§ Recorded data

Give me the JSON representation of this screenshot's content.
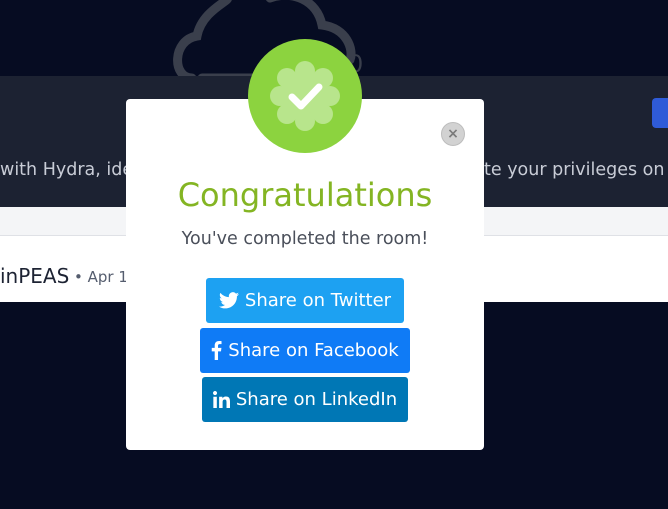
{
  "background": {
    "description_left": "with Hydra, ide",
    "description_right": "te your privileges on t",
    "author_name": "inPEAS",
    "author_date": "• Apr 1"
  },
  "modal": {
    "title": "Congratulations",
    "subtitle": "You've completed the room!",
    "close_symbol": "×",
    "share_buttons": [
      {
        "label": "Share on Twitter",
        "icon": "twitter-icon",
        "color": "#1da1f2"
      },
      {
        "label": "Share on Facebook",
        "icon": "facebook-icon",
        "color": "#0f7bf6"
      },
      {
        "label": "Share on LinkedIn",
        "icon": "linkedin-icon",
        "color": "#0077b5"
      }
    ],
    "badge_color": "#8cd33f",
    "title_color": "#84b523"
  }
}
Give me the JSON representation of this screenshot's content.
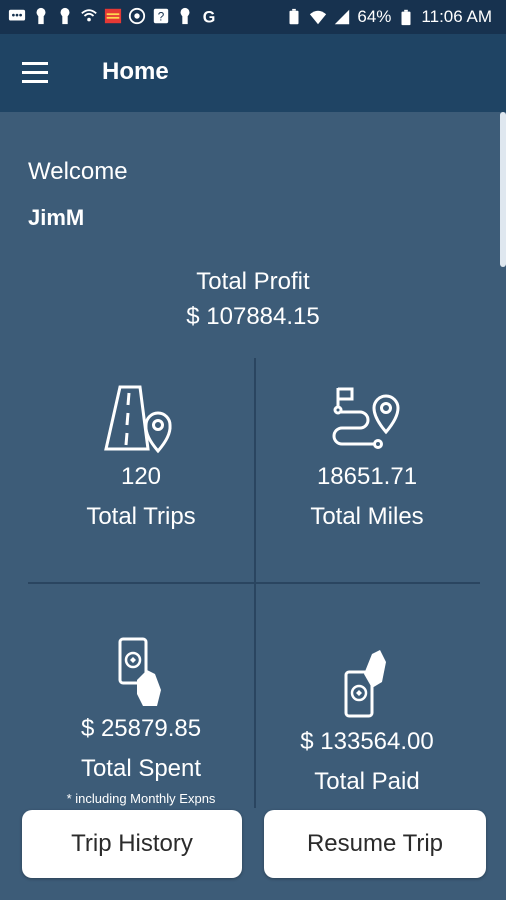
{
  "status_bar": {
    "battery": "64%",
    "time": "11:06 AM",
    "left_icons": [
      "message-icon",
      "keyhole-icon",
      "keyhole-icon",
      "wifi-calling-icon",
      "red-app-icon",
      "gear-badge-icon",
      "help-icon",
      "keyhole-icon",
      "google-g-icon"
    ],
    "right_icons": [
      "battery-saver-icon",
      "wifi-icon",
      "signal-icon",
      "battery-icon"
    ]
  },
  "appbar": {
    "title": "Home"
  },
  "welcome": {
    "greeting": "Welcome",
    "username": "JimM"
  },
  "profit": {
    "label": "Total Profit",
    "value": "$ 107884.15"
  },
  "stats": {
    "trips": {
      "value": "120",
      "label": "Total Trips"
    },
    "miles": {
      "value": "18651.71",
      "label": "Total Miles"
    },
    "spent": {
      "value": "$ 25879.85",
      "label": "Total Spent",
      "note": "* including Monthly Expns"
    },
    "paid": {
      "value": "$ 133564.00",
      "label": "Total Paid"
    }
  },
  "buttons": {
    "trip_history": "Trip History",
    "resume_trip": "Resume Trip"
  }
}
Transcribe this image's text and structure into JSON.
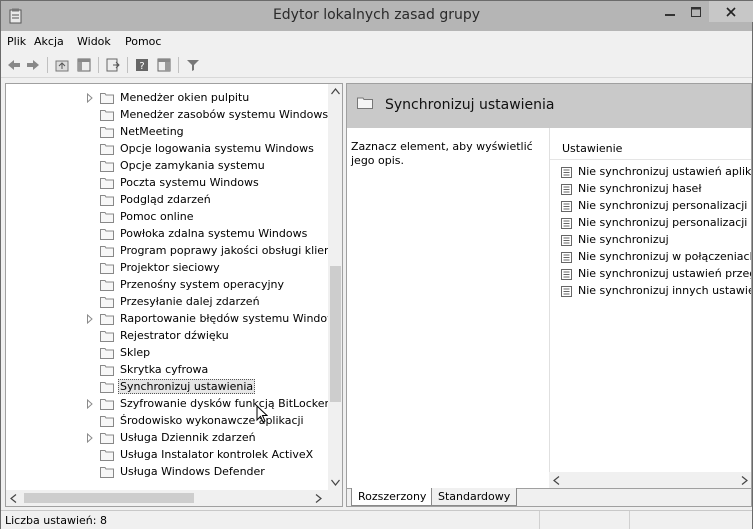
{
  "window": {
    "title": "Edytor lokalnych zasad grupy"
  },
  "menu": [
    "Plik",
    "Akcja",
    "Widok",
    "Pomoc"
  ],
  "tree": {
    "items": [
      {
        "label": "Menedżer okien pulpitu",
        "expandable": true
      },
      {
        "label": "Menedżer zasobów systemu Windows",
        "expandable": false
      },
      {
        "label": "NetMeeting",
        "expandable": false
      },
      {
        "label": "Opcje logowania systemu Windows",
        "expandable": false
      },
      {
        "label": "Opcje zamykania systemu",
        "expandable": false
      },
      {
        "label": "Poczta systemu Windows",
        "expandable": false
      },
      {
        "label": "Podgląd zdarzeń",
        "expandable": false
      },
      {
        "label": "Pomoc online",
        "expandable": false
      },
      {
        "label": "Powłoka zdalna systemu Windows",
        "expandable": false
      },
      {
        "label": "Program poprawy jakości obsługi klienta",
        "expandable": false
      },
      {
        "label": "Projektor sieciowy",
        "expandable": false
      },
      {
        "label": "Przenośny system operacyjny",
        "expandable": false
      },
      {
        "label": "Przesyłanie dalej zdarzeń",
        "expandable": false
      },
      {
        "label": "Raportowanie błędów systemu Windows",
        "expandable": true
      },
      {
        "label": "Rejestrator dźwięku",
        "expandable": false
      },
      {
        "label": "Sklep",
        "expandable": false
      },
      {
        "label": "Skrytka cyfrowa",
        "expandable": false
      },
      {
        "label": "Synchronizuj ustawienia",
        "expandable": false,
        "selected": true
      },
      {
        "label": "Szyfrowanie dysków funkcją BitLocker",
        "expandable": true
      },
      {
        "label": "Środowisko wykonawcze aplikacji",
        "expandable": false
      },
      {
        "label": "Usługa Dziennik zdarzeń",
        "expandable": true
      },
      {
        "label": "Usługa Instalator kontrolek ActiveX",
        "expandable": false
      },
      {
        "label": "Usługa Windows Defender",
        "expandable": false
      }
    ]
  },
  "details": {
    "header_title": "Synchronizuj ustawienia",
    "description": "Zaznacz element, aby wyświetlić jego opis.",
    "column_header": "Ustawienie",
    "settings": [
      "Nie synchronizuj ustawień aplikacji",
      "Nie synchronizuj haseł",
      "Nie synchronizuj personalizacji pulpitu",
      "Nie synchronizuj personalizacji",
      "Nie synchronizuj",
      "Nie synchronizuj w połączeniach taryfowych",
      "Nie synchronizuj ustawień przeglądarki",
      "Nie synchronizuj innych ustawień systemu Windows"
    ],
    "tabs": [
      "Rozszerzony",
      "Standardowy"
    ]
  },
  "status": {
    "text": "Liczba ustawień: 8"
  }
}
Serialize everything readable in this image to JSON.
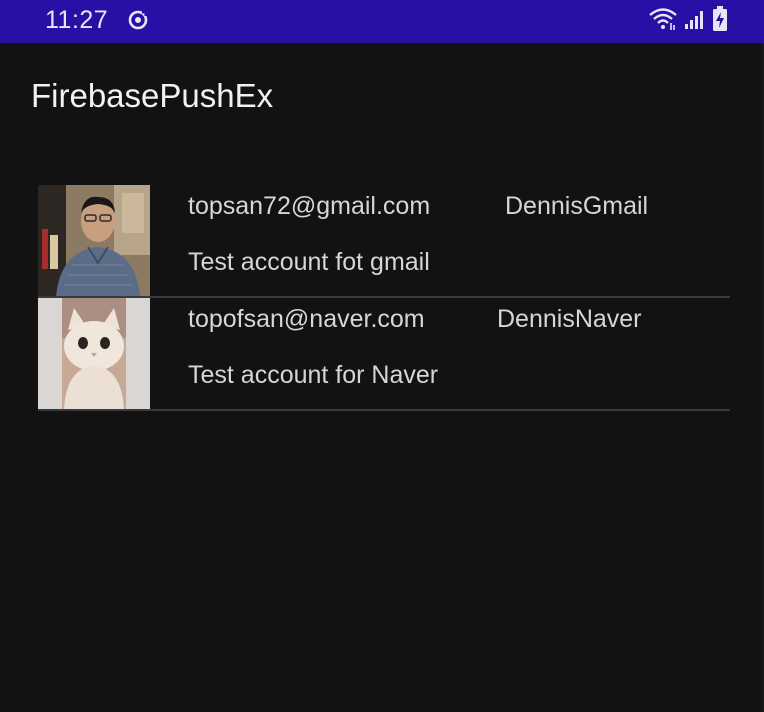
{
  "status_bar": {
    "time": "11:27",
    "color": "#2a0fa6",
    "icons": [
      "sync-icon",
      "wifi-icon",
      "signal-icon",
      "battery-charging-icon"
    ]
  },
  "app": {
    "title": "FirebasePushEx"
  },
  "accounts": [
    {
      "email": "topsan72@gmail.com",
      "name": "DennisGmail",
      "description": "Test account fot gmail",
      "avatar": "person-photo"
    },
    {
      "email": "topofsan@naver.com",
      "name": "DennisNaver",
      "description": "Test account for Naver",
      "avatar": "cat-photo"
    }
  ]
}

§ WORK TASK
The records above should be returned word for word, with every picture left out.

§ SOLUTION FOR THIS PROBLEM
Give me the JSON representation of this screenshot's content.
{
  "background": {
    "description_left": "with Hydra, ide",
    "description_right": "te your privileges on t",
    "author_name": "inPEAS",
    "author_date": "• Apr 1"
  },
  "modal": {
    "title": "Congratulations",
    "subtitle": "You've completed the room!",
    "close_symbol": "×",
    "share_buttons": [
      {
        "label": "Share on Twitter",
        "icon": "twitter-icon",
        "color": "#1da1f2"
      },
      {
        "label": "Share on Facebook",
        "icon": "facebook-icon",
        "color": "#0f7bf6"
      },
      {
        "label": "Share on LinkedIn",
        "icon": "linkedin-icon",
        "color": "#0077b5"
      }
    ],
    "badge_color": "#8cd33f",
    "title_color": "#84b523"
  }
}
Give me the JSON representation of this screenshot's content.
{
  "status_bar": {
    "battery": "64%",
    "time": "11:06 AM",
    "left_icons": [
      "message-icon",
      "keyhole-icon",
      "keyhole-icon",
      "wifi-calling-icon",
      "red-app-icon",
      "gear-badge-icon",
      "help-icon",
      "keyhole-icon",
      "google-g-icon"
    ],
    "right_icons": [
      "battery-saver-icon",
      "wifi-icon",
      "signal-icon",
      "battery-icon"
    ]
  },
  "appbar": {
    "title": "Home"
  },
  "welcome": {
    "greeting": "Welcome",
    "username": "JimM"
  },
  "profit": {
    "label": "Total Profit",
    "value": "$ 107884.15"
  },
  "stats": {
    "trips": {
      "value": "120",
      "label": "Total Trips"
    },
    "miles": {
      "value": "18651.71",
      "label": "Total Miles"
    },
    "spent": {
      "value": "$ 25879.85",
      "label": "Total Spent",
      "note": "* including Monthly Expns"
    },
    "paid": {
      "value": "$ 133564.00",
      "label": "Total Paid"
    }
  },
  "buttons": {
    "trip_history": "Trip History",
    "resume_trip": "Resume Trip"
  }
}
Transcribe this image's text and structure into JSON.
{
  "window": {
    "title": "Edytor lokalnych zasad grupy"
  },
  "menu": [
    "Plik",
    "Akcja",
    "Widok",
    "Pomoc"
  ],
  "tree": {
    "items": [
      {
        "label": "Menedżer okien pulpitu",
        "expandable": true
      },
      {
        "label": "Menedżer zasobów systemu Windows",
        "expandable": false
      },
      {
        "label": "NetMeeting",
        "expandable": false
      },
      {
        "label": "Opcje logowania systemu Windows",
        "expandable": false
      },
      {
        "label": "Opcje zamykania systemu",
        "expandable": false
      },
      {
        "label": "Poczta systemu Windows",
        "expandable": false
      },
      {
        "label": "Podgląd zdarzeń",
        "expandable": false
      },
      {
        "label": "Pomoc online",
        "expandable": false
      },
      {
        "label": "Powłoka zdalna systemu Windows",
        "expandable": false
      },
      {
        "label": "Program poprawy jakości obsługi klienta",
        "expandable": false
      },
      {
        "label": "Projektor sieciowy",
        "expandable": false
      },
      {
        "label": "Przenośny system operacyjny",
        "expandable": false
      },
      {
        "label": "Przesyłanie dalej zdarzeń",
        "expandable": false
      },
      {
        "label": "Raportowanie błędów systemu Windows",
        "expandable": true
      },
      {
        "label": "Rejestrator dźwięku",
        "expandable": false
      },
      {
        "label": "Sklep",
        "expandable": false
      },
      {
        "label": "Skrytka cyfrowa",
        "expandable": false
      },
      {
        "label": "Synchronizuj ustawienia",
        "expandable": false,
        "selected": true
      },
      {
        "label": "Szyfrowanie dysków funkcją BitLocker",
        "expandable": true
      },
      {
        "label": "Środowisko wykonawcze aplikacji",
        "expandable": false
      },
      {
        "label": "Usługa Dziennik zdarzeń",
        "expandable": true
      },
      {
        "label": "Usługa Instalator kontrolek ActiveX",
        "expandable": false
      },
      {
        "label": "Usługa Windows Defender",
        "expandable": false
      }
    ]
  },
  "details": {
    "header_title": "Synchronizuj ustawienia",
    "description": "Zaznacz element, aby wyświetlić jego opis.",
    "column_header": "Ustawienie",
    "settings": [
      "Nie synchronizuj ustawień aplikacji",
      "Nie synchronizuj haseł",
      "Nie synchronizuj personalizacji pulpitu",
      "Nie synchronizuj personalizacji",
      "Nie synchronizuj",
      "Nie synchronizuj w połączeniach taryfowych",
      "Nie synchronizuj ustawień przeglądarki",
      "Nie synchronizuj innych ustawień systemu Windows"
    ],
    "tabs": [
      "Rozszerzony",
      "Standardowy"
    ]
  },
  "status": {
    "text": "Liczba ustawień: 8"
  }
}
Serialize everything readable in this image to JSON.
{
  "status_bar": {
    "time": "11:27",
    "color": "#2a0fa6",
    "icons": [
      "sync-icon",
      "wifi-icon",
      "signal-icon",
      "battery-charging-icon"
    ]
  },
  "app": {
    "title": "FirebasePushEx"
  },
  "accounts": [
    {
      "email": "topsan72@gmail.com",
      "name": "DennisGmail",
      "description": "Test account fot gmail",
      "avatar": "person-photo"
    },
    {
      "email": "topofsan@naver.com",
      "name": "DennisNaver",
      "description": "Test account for Naver",
      "avatar": "cat-photo"
    }
  ]
}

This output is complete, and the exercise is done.